As the Catholic Church in the United States turned into the twenty-first century, it was rocked by revelations of sex abuse on the part of a not insignificant number of clergy, religious, and other Church personnel perpetuated on young children and, very much more so, on teenage youth.
Recently I heard that Cardinal Theodore McCarrick has opposed a legislative proposal that would require priests to report cases of suspected child abuse said in the confessional. Apparently, he said that he would even tell the priests to disobey the law and that he would even go to jail if need be. I am surprised how many of my Catholic friends are critical of Cardinal McCarrick. Isn't what is said in confession sacred and cannot be revealed by the priest?
The meeting held in Dallas to address the scandals rocking the American Church was about many things, but chiefly it was about damage control. By that measure it may be judged a limited success though, as we shall see, it might have been purchased at the price of things more important than damage control.
The horror and tragedy of priests involved in the sexual abuse of minors can hardly be overstated, but some of the reporting has contained falsehoods and downright fabrications. So Crisis has put together a list of the ten most common false media claims along with fact-filled responses to them.
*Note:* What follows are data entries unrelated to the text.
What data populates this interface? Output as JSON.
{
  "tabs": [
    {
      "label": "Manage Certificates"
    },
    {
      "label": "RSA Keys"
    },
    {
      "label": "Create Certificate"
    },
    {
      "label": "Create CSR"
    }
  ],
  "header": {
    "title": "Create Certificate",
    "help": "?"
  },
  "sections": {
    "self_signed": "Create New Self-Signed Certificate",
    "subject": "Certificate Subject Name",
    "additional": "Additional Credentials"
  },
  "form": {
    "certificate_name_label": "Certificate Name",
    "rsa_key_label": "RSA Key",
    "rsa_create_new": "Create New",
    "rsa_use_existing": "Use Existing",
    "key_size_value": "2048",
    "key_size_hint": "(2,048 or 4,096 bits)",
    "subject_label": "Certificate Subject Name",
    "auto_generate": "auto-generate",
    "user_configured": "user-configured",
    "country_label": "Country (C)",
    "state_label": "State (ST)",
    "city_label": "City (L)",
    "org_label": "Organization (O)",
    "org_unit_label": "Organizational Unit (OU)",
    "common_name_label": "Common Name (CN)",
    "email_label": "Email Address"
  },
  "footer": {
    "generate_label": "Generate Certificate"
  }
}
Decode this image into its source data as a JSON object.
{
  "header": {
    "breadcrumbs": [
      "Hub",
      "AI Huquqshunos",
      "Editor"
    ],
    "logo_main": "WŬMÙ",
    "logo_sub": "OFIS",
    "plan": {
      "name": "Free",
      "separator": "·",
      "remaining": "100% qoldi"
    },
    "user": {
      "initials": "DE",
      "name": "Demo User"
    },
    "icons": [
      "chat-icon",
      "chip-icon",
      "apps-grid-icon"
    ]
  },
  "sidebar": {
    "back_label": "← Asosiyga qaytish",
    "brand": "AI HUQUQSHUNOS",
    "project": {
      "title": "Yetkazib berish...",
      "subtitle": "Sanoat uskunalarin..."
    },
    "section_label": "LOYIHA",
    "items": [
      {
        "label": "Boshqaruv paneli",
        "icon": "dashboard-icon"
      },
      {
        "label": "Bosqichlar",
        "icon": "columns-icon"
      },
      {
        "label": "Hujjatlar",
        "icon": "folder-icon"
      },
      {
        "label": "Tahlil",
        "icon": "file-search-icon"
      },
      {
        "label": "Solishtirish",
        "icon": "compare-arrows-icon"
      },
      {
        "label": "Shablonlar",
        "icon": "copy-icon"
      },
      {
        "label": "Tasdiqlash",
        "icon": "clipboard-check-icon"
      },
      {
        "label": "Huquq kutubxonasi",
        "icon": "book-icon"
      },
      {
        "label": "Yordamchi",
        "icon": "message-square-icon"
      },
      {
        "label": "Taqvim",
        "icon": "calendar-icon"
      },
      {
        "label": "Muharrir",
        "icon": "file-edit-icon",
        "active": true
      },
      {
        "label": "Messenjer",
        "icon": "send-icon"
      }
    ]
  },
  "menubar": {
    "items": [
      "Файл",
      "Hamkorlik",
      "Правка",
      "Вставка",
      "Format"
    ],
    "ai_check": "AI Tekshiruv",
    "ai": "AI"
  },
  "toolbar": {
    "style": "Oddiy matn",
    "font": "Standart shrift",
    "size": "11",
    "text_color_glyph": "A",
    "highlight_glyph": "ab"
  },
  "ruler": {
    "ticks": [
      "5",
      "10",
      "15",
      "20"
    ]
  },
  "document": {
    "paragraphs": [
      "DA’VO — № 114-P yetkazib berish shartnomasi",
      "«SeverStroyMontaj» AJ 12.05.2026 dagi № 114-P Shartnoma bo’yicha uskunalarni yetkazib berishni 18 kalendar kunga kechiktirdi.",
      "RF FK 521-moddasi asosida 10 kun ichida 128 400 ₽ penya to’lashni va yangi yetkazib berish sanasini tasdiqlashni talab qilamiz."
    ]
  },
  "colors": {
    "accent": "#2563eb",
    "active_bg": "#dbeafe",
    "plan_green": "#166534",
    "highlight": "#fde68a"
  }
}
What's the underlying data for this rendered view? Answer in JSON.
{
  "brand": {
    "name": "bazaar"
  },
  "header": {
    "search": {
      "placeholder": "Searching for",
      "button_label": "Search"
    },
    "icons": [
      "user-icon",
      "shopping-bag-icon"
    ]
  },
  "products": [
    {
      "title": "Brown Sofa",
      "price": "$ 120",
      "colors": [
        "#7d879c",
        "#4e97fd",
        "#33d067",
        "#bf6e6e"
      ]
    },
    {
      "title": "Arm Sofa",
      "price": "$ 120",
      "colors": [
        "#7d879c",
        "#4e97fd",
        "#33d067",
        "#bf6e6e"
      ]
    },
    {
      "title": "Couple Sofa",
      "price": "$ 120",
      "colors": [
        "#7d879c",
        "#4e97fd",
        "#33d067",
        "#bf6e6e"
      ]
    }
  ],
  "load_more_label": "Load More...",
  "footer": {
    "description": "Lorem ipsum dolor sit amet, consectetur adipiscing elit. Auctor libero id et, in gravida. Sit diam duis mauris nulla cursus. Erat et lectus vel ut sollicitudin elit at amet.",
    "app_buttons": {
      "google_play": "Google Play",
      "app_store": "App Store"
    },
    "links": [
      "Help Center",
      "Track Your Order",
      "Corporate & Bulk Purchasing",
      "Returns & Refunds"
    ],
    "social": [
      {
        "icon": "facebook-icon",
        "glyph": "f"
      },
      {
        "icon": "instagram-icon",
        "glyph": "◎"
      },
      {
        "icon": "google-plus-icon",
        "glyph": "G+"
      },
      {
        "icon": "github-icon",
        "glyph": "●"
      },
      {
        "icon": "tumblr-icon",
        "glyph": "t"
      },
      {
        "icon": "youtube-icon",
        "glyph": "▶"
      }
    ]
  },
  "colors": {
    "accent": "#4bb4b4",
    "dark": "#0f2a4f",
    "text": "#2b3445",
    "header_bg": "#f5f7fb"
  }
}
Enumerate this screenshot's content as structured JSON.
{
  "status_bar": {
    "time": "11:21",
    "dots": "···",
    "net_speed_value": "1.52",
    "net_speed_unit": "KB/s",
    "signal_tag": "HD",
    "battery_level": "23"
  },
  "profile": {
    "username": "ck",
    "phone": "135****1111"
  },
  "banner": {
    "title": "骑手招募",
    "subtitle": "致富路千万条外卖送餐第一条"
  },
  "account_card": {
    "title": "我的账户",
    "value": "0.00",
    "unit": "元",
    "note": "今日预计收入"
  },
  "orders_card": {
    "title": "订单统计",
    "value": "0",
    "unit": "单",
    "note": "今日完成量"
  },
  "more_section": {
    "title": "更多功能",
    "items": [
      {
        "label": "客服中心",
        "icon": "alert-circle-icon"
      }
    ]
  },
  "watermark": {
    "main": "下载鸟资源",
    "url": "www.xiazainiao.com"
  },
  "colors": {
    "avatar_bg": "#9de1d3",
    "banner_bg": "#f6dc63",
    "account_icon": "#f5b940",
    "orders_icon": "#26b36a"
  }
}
I am in no sense soft on the issue of child abuse. My concern over the pedophile priest issue is not to defend evil clergy, or a sinful church, but I am worried that justified anger over a few awful cases might be turned into ill-focused attacks against innocent clergy.